The Syrian Government has increased the price of bread, heating oil, fuel oil and cooking gas to levels that effectively largely reduce its subsidies bill but also dent further the purchasing power of the population, in spite of a partial compensation for wage earners.
The US Treasury has put under sanctions 11 new individuals and companies located in four different countries for supporting the Syrian Government purchase oil products.
Except for use by local transport companies and bakeries, as well as for heating purposes, all oil products are now sold at market price in Syria.
While the results of the visit last week to Tehran of Syrian Prime Minister Wael Halqi are not yet clear, the growing dependency of Damascus on its ally is increasingly obvious.
The Syrian government has liberalised the price of gas oil for one additional category of users, creating more confusion in the market.
In an unprecedented move, the Syrian Government has offered to use its two refineries to process crude oil for private investors, as it seeks to meet rising shortages of oil products.
Syria’s Kurdish regions are producing an average of 40,000 barrels of crude oil per day, according to a report in the Wall Street Journal.
Data from the Ministry of Petroleum seem to indicate that Syria’s imports of oil products stood at around 124,600 barrels per day during the first nine months of the year.
The Government has allowed manufacturers to import used power generators to make up for the rising electricity shortages.

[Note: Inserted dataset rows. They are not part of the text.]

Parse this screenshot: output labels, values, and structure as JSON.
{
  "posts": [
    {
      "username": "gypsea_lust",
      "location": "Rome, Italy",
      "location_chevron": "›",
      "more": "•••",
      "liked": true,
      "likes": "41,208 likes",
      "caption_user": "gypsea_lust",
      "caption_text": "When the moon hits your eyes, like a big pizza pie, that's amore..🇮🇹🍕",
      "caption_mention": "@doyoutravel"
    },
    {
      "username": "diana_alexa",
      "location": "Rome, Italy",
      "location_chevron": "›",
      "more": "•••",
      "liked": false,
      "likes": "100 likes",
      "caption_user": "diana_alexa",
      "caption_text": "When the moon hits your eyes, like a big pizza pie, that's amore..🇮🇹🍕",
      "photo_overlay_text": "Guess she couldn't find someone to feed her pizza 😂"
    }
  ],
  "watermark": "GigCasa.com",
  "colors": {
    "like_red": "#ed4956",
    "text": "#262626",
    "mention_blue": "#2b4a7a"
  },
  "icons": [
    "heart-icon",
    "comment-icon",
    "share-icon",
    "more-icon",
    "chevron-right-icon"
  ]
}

The Syrian government has raised to world market levels the price of gas oil and fuel oil sold to manufacturers, effectively ending all subsidies on this segment of the market.
The Government has allowed the private sector to import gas oil and fuel oil for the benefit of manufacturing companies as it seeks to alleviate shortages in the market.
The Syrian Government has increased by 33 percent the price of heating oil, a few weeks only before the beginning of winter.
The launch of air strikes by U.S forces has led to the destruction of Syrian oil and food storage assets.
Syria has raised by up to 100 percent the price of bread, sugar and rice, three staple foods for the Syrian population.
Syria’s monthly inflation rate continued to stabilise at the end of last year, although annual price increases remained significant.
The Syrian Government has increased the price of gasoline by 20 percent as demand for oil products declined in the first quarter of this year.
Inflation data for the month of June 2013, which were released only now by the Syrian government, confirm the surge in retail prices across all product segments.
According to the Ministry of Petroleum, Syria’s production of crude oil in 2013 declined 80 percent compared to 2012.
Syria is importing an overwhelming share of the oil it consumes, the Prime Minister said.